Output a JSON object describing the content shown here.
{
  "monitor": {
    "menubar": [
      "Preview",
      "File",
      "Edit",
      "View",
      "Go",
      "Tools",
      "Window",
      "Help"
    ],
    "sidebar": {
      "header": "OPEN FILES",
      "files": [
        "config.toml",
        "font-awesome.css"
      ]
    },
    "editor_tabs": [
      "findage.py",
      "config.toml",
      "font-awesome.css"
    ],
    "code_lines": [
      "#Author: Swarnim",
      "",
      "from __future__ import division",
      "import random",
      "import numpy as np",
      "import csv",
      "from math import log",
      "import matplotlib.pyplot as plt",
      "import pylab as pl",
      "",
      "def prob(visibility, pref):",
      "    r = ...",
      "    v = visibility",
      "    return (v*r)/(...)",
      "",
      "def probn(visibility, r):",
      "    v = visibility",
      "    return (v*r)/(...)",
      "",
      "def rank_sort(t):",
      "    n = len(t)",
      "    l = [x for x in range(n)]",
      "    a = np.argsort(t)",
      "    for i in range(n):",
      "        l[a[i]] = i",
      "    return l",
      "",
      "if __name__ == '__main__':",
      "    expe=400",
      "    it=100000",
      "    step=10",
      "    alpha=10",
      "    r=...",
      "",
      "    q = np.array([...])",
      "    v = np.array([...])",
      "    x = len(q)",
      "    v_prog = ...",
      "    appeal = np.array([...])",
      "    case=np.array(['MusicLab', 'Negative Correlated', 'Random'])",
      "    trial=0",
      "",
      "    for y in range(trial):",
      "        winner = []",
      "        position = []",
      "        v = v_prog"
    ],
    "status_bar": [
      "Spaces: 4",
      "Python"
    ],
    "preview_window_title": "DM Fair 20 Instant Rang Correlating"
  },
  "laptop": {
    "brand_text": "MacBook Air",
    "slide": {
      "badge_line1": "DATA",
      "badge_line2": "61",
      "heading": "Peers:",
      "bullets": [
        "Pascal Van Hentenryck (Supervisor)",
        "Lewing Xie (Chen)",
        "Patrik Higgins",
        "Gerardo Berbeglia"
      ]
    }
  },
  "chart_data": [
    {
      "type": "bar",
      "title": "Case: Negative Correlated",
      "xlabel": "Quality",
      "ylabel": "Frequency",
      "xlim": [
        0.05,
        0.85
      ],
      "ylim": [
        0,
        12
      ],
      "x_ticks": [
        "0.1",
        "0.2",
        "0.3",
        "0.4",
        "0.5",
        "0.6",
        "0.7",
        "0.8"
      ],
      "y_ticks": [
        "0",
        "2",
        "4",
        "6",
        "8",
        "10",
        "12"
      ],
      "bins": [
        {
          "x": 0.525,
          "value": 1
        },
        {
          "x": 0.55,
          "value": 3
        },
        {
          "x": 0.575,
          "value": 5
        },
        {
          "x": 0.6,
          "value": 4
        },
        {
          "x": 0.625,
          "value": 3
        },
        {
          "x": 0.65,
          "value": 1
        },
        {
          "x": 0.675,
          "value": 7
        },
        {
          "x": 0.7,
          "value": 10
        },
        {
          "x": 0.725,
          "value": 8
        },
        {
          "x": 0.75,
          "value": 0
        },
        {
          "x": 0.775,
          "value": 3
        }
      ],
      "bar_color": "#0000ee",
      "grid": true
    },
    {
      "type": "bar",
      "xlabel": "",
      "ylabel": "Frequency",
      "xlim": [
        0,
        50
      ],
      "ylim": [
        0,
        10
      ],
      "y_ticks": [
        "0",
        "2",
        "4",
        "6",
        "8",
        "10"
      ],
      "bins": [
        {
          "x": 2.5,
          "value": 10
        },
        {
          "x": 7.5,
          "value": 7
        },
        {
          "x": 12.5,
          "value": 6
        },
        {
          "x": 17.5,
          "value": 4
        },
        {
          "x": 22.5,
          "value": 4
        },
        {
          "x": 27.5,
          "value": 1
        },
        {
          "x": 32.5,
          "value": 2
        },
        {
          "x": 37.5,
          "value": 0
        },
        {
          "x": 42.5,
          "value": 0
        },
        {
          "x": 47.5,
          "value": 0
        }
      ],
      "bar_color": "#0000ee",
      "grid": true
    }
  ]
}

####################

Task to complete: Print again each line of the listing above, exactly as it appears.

Response:
Output a JSON object describing the content shown here.
{
  "monitor": {
    "menubar": [
      "Preview",
      "File",
      "Edit",
      "View",
      "Go",
      "Tools",
      "Window",
      "Help"
    ],
    "sidebar": {
      "header": "OPEN FILES",
      "files": [
        "config.toml",
        "font-awesome.css"
      ]
    },
    "editor_tabs": [
      "findage.py",
      "config.toml",
      "font-awesome.css"
    ],
    "code_lines": [
      "#Author: Swarnim",
      "",
      "from __future__ import division",
      "import random",
      "import numpy as np",
      "import csv",
      "from math import log",
      "import matplotlib.pyplot as plt",
      "import pylab as pl",
      "",
      "def prob(visibility, pref):",
      "    r = ...",
      "    v = visibility",
      "    return (v*r)/(...)",
      "",
      "def probn(visibility, r):",
      "    v = visibility",
      "    return (v*r)/(...)",
      "",
      "def rank_sort(t):",
      "    n = len(t)",
      "    l = [x for x in range(n)]",
      "    a = np.argsort(t)",
      "    for i in range(n):",
      "        l[a[i]] = i",
      "    return l",
      "",
      "if __name__ == '__main__':",
      "    expe=400",
      "    it=100000",
      "    step=10",
      "    alpha=10",
      "    r=...",
      "",
      "    q = np.array([...])",
      "    v = np.array([...])",
      "    x = len(q)",
      "    v_prog = ...",
      "    appeal = np.array([...])",
      "    case=np.array(['MusicLab', 'Negative Correlated', 'Random'])",
      "    trial=0",
      "",
      "    for y in range(trial):",
      "        winner = []",
      "        position = []",
      "        v = v_prog"
    ],
    "status_bar": [
      "Spaces: 4",
      "Python"
    ],
    "preview_window_title": "DM Fair 20 Instant Rang Correlating"
  },
  "laptop": {
    "brand_text": "MacBook Air",
    "slide": {
      "badge_line1": "DATA",
      "badge_line2": "61",
      "heading": "Peers:",
      "bullets": [
        "Pascal Van Hentenryck (Supervisor)",
        "Lewing Xie (Chen)",
        "Patrik Higgins",
        "Gerardo Berbeglia"
      ]
    }
  },
  "chart_data": [
    {
      "type": "bar",
      "title": "Case: Negative Correlated",
      "xlabel": "Quality",
      "ylabel": "Frequency",
      "xlim": [
        0.05,
        0.85
      ],
      "ylim": [
        0,
        12
      ],
      "x_ticks": [
        "0.1",
        "0.2",
        "0.3",
        "0.4",
        "0.5",
        "0.6",
        "0.7",
        "0.8"
      ],
      "y_ticks": [
        "0",
        "2",
        "4",
        "6",
        "8",
        "10",
        "12"
      ],
      "bins": [
        {
          "x": 0.525,
          "value": 1
        },
        {
          "x": 0.55,
          "value": 3
        },
        {
          "x": 0.575,
          "value": 5
        },
        {
          "x": 0.6,
          "value": 4
        },
        {
          "x": 0.625,
          "value": 3
        },
        {
          "x": 0.65,
          "value": 1
        },
        {
          "x": 0.675,
          "value": 7
        },
        {
          "x": 0.7,
          "value": 10
        },
        {
          "x": 0.725,
          "value": 8
        },
        {
          "x": 0.75,
          "value": 0
        },
        {
          "x": 0.775,
          "value": 3
        }
      ],
      "bar_color": "#0000ee",
      "grid": true
    },
    {
      "type": "bar",
      "xlabel": "",
      "ylabel": "Frequency",
      "xlim": [
        0,
        50
      ],
      "ylim": [
        0,
        10
      ],
      "y_ticks": [
        "0",
        "2",
        "4",
        "6",
        "8",
        "10"
      ],
      "bins": [
        {
          "x": 2.5,
          "value": 10
        },
        {
          "x": 7.5,
          "value": 7
        },
        {
          "x": 12.5,
          "value": 6
        },
        {
          "x": 17.5,
          "value": 4
        },
        {
          "x": 22.5,
          "value": 4
        },
        {
          "x": 27.5,
          "value": 1
        },
        {
          "x": 32.5,
          "value": 2
        },
        {
          "x": 37.5,
          "value": 0
        },
        {
          "x": 42.5,
          "value": 0
        },
        {
          "x": 47.5,
          "value": 0
        }
      ],
      "bar_color": "#0000ee",
      "grid": true
    }
  ]
}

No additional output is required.